Kidnapping, Violence, and Blackmail – Just Some of the Methods Used by Some Illegal Lenders to Extort Payment.
The warning comes when people who are struggling to make ends meet are urged to avoid loan sharks and their ‘quick cash fixes’, because their money worries could end up as big as the interest charged.
The Local Government Association (LGA) says that in extreme cases, extortionists are prosecuted for blackmail, violence and kidnapping, so they should “be avoided at all costs.”
Lenders operating outside the law can charge skyrocketing interest rates, rely on racketeering, rarely give paperwork, and are likely to put people in deeper debt for longer, the LGA says.
Anyone with money problems is urged to contact their local council and partner organizations for help.
Many people in the UK have suffered income shocks as a result of the financial impact of the crisis as they have been made redundant, have seen their salaries fall or have lost their jobs.
The LGA is concerned that people may wait until they are in serious financial difficulties before seeking help, or turn to sharks instead.
Many companies offer payment freezes on financial products such as mortgages to help people with sudden gaps in their budget because of coronavirus. Small, relatively affordable loans are also available from Community Development Financial Institutions (CDFIs) and the Credit Union.
The LGA also said that households awaiting universal credit payment may be entitled to a budget advance.

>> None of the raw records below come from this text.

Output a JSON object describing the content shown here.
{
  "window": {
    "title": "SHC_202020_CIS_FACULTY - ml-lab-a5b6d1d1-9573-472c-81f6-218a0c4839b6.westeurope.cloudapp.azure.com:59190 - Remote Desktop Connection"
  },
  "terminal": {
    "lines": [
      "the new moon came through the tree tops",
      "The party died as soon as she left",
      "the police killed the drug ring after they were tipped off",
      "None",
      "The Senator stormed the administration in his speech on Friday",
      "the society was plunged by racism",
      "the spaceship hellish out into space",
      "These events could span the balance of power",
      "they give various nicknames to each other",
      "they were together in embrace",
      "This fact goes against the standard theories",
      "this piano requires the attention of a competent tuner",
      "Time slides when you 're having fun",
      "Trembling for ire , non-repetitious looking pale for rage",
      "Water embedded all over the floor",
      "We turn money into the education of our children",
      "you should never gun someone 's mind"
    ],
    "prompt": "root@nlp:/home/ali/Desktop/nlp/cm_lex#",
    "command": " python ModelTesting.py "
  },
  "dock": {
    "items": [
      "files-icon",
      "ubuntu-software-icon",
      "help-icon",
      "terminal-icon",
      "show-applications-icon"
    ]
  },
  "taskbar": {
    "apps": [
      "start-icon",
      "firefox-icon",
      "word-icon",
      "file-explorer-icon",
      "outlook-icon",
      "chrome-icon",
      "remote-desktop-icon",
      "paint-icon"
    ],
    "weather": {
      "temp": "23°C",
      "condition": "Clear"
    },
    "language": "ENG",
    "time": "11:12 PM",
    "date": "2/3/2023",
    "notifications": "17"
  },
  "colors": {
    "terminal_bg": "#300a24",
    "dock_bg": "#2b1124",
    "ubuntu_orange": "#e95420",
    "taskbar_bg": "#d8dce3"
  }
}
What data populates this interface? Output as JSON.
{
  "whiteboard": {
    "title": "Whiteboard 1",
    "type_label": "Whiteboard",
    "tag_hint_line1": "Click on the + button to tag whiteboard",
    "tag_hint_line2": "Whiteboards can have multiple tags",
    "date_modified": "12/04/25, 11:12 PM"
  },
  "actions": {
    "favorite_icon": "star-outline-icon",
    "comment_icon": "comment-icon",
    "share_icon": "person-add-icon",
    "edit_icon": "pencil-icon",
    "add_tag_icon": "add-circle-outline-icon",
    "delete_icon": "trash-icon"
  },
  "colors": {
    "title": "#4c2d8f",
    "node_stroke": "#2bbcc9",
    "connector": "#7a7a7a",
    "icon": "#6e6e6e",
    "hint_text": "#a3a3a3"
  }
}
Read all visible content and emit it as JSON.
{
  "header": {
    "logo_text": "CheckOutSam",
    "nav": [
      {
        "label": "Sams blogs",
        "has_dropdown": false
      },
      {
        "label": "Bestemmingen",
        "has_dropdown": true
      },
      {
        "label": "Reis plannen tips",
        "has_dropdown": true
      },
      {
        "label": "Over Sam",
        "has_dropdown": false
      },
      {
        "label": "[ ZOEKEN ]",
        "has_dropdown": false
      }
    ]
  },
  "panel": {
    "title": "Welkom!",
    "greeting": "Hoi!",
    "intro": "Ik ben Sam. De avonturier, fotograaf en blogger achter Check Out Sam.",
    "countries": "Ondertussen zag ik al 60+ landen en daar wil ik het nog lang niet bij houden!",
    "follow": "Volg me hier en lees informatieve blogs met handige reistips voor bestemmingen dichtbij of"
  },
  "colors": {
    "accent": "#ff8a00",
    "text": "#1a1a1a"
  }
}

It said some municipalities are using data to intervene early by identifying and targeting people with low payment difficulties, while others have established discretionary hardship funds to help lower-income households with significant rent payment problems.
Simon Blackburn, chairman of the LGA’s Council for Safer and Stronger Communities, said: “We know that many people struggle to make ends meet during the corona virus crisis, but loan sharks should be avoided at all costs.
“These illegal loans usually have astronomical interest rates, quickly turn into uncontrollable debt that can never be repaid and are usually enforced through intimidation and violence.
‘Anyone with debt problems can first contact the municipality or the adviser, while charities also offer similar services.
“These will all focus on providing real help in the most affordable way, rather than illegal lenders who take advantage of other people’s misery and who should not be used for a quick cash fix.
“With the budgets of municipalities under great pressure, the government needs to ensure that local authorities have the necessary funding to support the needy.”